- Strong V-8
- Towing ability
- Comfortable ride
- Interior hardly matches the price
- Lack of maneuverability
- Poor gas mileage
- High price, without a luxury badge
The 2013 Toyota Sequoia promises--and delivers--traditional truck toughness, packing macho style and a big V-8, as well as space for up to eight; but it's mighty thirsty to be a everyday family vehicle.
The 2013 Toyota Sequoia sets its sights squarely at what used to be one of the hearts of the market for GM and Ford; as a traditional full-size SUV, it's based on the same underpinnings as the Toyota Tundra full-size pickup, extending the Tundra's macho look and towing prowess into a vehicle that can also carry a big family in comfort.
Take even a brief look at the Sequoia, and you'll know what it is: a full-size SUV, and a brawny truck. The testosterone-tinged look of the Sequoia may appear somewhat cartoonishly musclebound for some, though it beats the almost anonymous styling of most minivans, and has a high, serious-truck look from the front that no crossover can rival. Cabin appointments, predictably, feel like those of a high-end full-size pickup from the front seats, grafted with two more rows of roomy wagon, and the instrument panel is functional without looking too plain.

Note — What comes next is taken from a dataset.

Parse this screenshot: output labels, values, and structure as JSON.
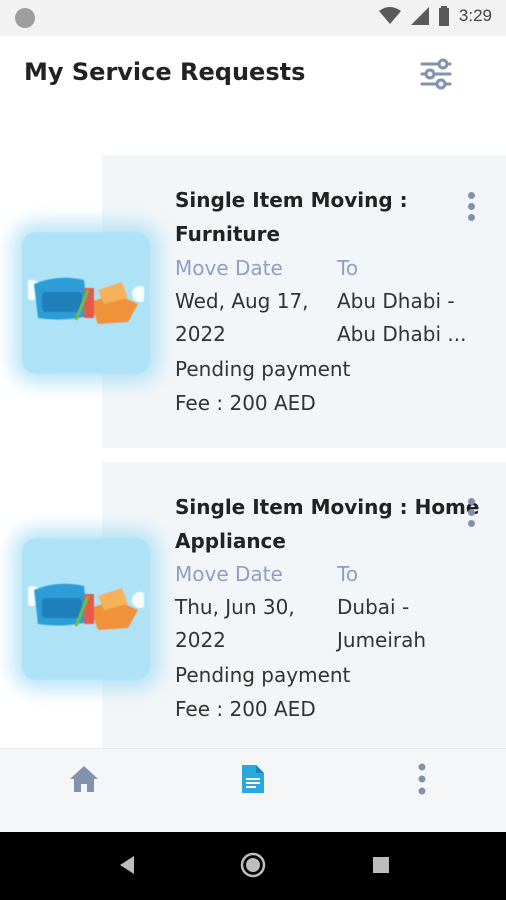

Previously you could choose from two different V-8 engines for the Sequoia, but for 2013 Toyota has discontinued the smaller-displacement (4.6-liter) choice. And it's really for the better, as most Sequoia shoppers are towing-minded (tow ratings range up to 7,400 pounds), and with 381 horsepower and 401 pound-feet of torque, the V-8 is a powerhouse. The Sequoia shares its underpinnings with the Tundra pickup truck, but it rides and handles somewhat better. A four-wheel independent suspension helps keep the Sequoia stable through corners for the most part, although rough patches--whether pavement patches or gravel-road washboards--can upset its composure.

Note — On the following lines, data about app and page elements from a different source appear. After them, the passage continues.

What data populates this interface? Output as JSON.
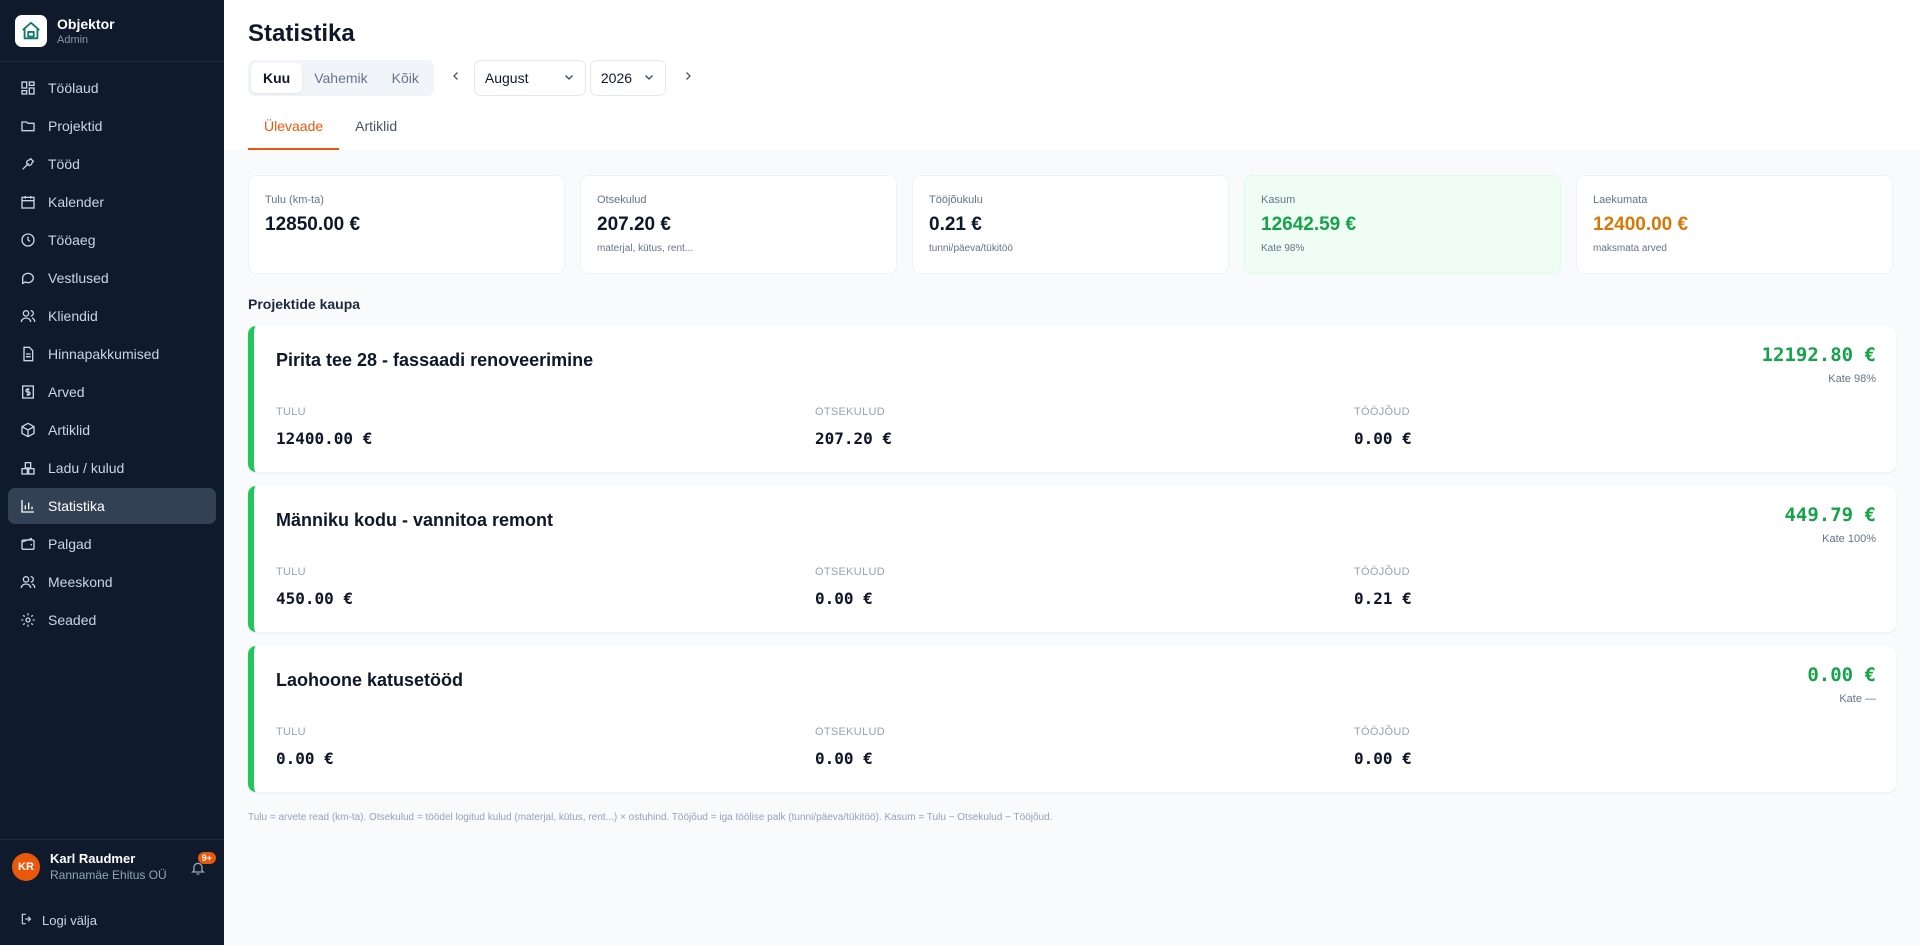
{
  "brand": {
    "name": "Objektor",
    "role": "Admin"
  },
  "nav": [
    {
      "label": "Töölaud",
      "icon": "dashboard-icon"
    },
    {
      "label": "Projektid",
      "icon": "folder-icon"
    },
    {
      "label": "Tööd",
      "icon": "wrench-icon"
    },
    {
      "label": "Kalender",
      "icon": "calendar-icon"
    },
    {
      "label": "Tööaeg",
      "icon": "clock-icon"
    },
    {
      "label": "Vestlused",
      "icon": "chat-icon"
    },
    {
      "label": "Kliendid",
      "icon": "users-icon"
    },
    {
      "label": "Hinnapakkumised",
      "icon": "document-icon"
    },
    {
      "label": "Arved",
      "icon": "invoice-icon"
    },
    {
      "label": "Artiklid",
      "icon": "box-icon"
    },
    {
      "label": "Ladu / kulud",
      "icon": "warehouse-icon"
    },
    {
      "label": "Statistika",
      "icon": "bar-chart-icon",
      "active": true
    },
    {
      "label": "Palgad",
      "icon": "wallet-icon"
    },
    {
      "label": "Meeskond",
      "icon": "team-icon"
    },
    {
      "label": "Seaded",
      "icon": "gear-icon"
    }
  ],
  "user": {
    "initials": "KR",
    "name": "Karl Raudmer",
    "company": "Rannamäe Ehitus OÜ",
    "notifications": "9+"
  },
  "logout": "Logi välja",
  "page": {
    "title": "Statistika",
    "period_modes": [
      "Kuu",
      "Vahemik",
      "Kõik"
    ],
    "active_mode": "Kuu",
    "month": "August",
    "year": "2026",
    "tabs": [
      "Ülevaade",
      "Artiklid"
    ],
    "active_tab": "Ülevaade"
  },
  "kpis": [
    {
      "label": "Tulu (km-ta)",
      "value": "12850.00 €",
      "sub": "",
      "color": "#0f172a"
    },
    {
      "label": "Otsekulud",
      "value": "207.20 €",
      "sub": "materjal, kütus, rent...",
      "color": "#0f172a"
    },
    {
      "label": "Tööjõukulu",
      "value": "0.21 €",
      "sub": "tunni/päeva/tükitöö",
      "color": "#0f172a"
    },
    {
      "label": "Kasum",
      "value": "12642.59 €",
      "sub": "Kate 98%",
      "color": "#16a34a",
      "highlight": true
    },
    {
      "label": "Laekumata",
      "value": "12400.00 €",
      "sub": "maksmata arved",
      "color": "#d97706"
    }
  ],
  "projects_section_title": "Projektide kaupa",
  "metric_labels": {
    "revenue": "TULU",
    "direct": "OTSEKULUD",
    "labor": "TÖÖJÕUD"
  },
  "projects": [
    {
      "name": "Pirita tee 28 - fassaadi renoveerimine",
      "profit": "12192.80 €",
      "margin": "Kate 98%",
      "revenue": "12400.00 €",
      "direct": "207.20 €",
      "labor": "0.00 €"
    },
    {
      "name": "Männiku kodu - vannitoa remont",
      "profit": "449.79 €",
      "margin": "Kate 100%",
      "revenue": "450.00 €",
      "direct": "0.00 €",
      "labor": "0.21 €"
    },
    {
      "name": "Laohoone katusetööd",
      "profit": "0.00 €",
      "margin": "Kate —",
      "revenue": "0.00 €",
      "direct": "0.00 €",
      "labor": "0.00 €"
    }
  ],
  "footnote": "Tulu = arvete read (km-ta). Otsekulud = töödel logitud kulud (materjal, kütus, rent...) × ostuhind. Tööjõud = iga töölise palk (tunni/päeva/tükitöö). Kasum = Tulu − Otsekulud − Tööjõud."
}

Ride quality is good for a body-on-frame truck, thanks to the independent rear suspension system--with the ride even a step more composed with the active variable air suspension (AVS) system in the Platinum model. Road and wind noise feel quite well sealed-away, too.From base and SR5 models, to the mid-level Limited trim, and up to the luxury-packed Platinum, the Sequoia spans more than $20k, running from around $43k up to about $64k--and that's before adding any of the various official dealer-installed accessories. At the top of the lineup is the Sequoia Platinum, which adds Dynamic Laser Cruiser Control, a DVD touch-screen navigation system, and a new Blu-Ray rear entertainment system with a 9-inch LCD screen and two sets of wireless headphones. A 12-way adjustable power driver’s seat, heated second-row seats, and the load-leveling air suspension with three driver-selectable modes are also all included.

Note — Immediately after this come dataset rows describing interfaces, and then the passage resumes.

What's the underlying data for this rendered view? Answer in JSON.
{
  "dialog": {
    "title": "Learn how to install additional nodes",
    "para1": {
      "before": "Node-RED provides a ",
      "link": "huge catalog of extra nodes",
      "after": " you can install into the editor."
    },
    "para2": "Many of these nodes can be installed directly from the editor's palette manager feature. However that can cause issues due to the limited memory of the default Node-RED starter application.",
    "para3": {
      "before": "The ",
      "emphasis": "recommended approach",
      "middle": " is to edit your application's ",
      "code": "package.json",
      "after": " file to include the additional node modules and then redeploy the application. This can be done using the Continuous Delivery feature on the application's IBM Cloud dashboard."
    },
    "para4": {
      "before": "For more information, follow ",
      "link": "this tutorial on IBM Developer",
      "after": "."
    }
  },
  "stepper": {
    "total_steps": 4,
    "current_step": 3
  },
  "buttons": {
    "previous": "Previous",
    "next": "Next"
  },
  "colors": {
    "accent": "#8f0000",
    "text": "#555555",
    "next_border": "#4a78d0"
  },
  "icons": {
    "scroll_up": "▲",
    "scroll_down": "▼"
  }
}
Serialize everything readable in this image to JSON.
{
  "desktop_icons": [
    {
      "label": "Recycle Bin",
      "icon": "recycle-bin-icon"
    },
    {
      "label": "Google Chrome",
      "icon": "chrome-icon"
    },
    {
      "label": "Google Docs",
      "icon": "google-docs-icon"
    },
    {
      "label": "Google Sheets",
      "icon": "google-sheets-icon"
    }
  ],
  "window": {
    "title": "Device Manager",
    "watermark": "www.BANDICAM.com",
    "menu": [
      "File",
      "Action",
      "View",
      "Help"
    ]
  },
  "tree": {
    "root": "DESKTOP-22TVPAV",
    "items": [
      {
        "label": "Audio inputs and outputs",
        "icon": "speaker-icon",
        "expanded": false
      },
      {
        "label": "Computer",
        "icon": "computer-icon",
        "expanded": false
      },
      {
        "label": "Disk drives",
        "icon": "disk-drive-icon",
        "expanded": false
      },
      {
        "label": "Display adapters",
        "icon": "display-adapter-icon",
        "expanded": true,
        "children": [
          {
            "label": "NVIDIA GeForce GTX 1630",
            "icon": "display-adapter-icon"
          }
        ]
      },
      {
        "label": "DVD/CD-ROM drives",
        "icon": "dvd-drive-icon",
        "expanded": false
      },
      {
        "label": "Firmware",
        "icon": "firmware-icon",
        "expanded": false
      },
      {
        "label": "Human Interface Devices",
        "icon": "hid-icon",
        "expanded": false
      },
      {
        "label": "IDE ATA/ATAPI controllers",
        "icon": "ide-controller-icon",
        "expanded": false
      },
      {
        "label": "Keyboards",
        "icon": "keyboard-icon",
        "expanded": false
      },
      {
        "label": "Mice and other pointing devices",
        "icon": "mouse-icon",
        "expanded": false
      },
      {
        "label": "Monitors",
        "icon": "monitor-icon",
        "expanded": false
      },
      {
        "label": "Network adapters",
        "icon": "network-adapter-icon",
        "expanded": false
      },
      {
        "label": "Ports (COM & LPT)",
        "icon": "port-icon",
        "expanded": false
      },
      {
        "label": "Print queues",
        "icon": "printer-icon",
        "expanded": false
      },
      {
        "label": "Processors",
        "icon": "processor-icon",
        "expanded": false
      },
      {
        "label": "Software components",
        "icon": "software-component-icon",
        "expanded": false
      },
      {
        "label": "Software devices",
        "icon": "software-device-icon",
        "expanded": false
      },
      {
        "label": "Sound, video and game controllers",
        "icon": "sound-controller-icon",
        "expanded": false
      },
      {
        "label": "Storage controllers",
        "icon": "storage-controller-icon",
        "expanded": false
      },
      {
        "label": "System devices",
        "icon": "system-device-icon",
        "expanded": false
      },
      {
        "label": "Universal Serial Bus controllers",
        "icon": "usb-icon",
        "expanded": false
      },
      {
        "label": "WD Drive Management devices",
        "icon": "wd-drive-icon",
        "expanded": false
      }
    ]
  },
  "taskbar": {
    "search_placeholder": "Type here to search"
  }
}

Standard on the Platinum grade and available on SR5 and Limited is a new Entune multimedia system that provides access to apps for Bing seatch, Pandora, and others, providing access to entertainment or information through your smartphone's data connection.Missing, rather oddly, from the Sequoia's factory options list is serious off-road hardware, or a dedicated off-road model (even though 4WD is widely available through the model line). It all makes sense when you see the much pricier Toyota Land Cruiser across the lot.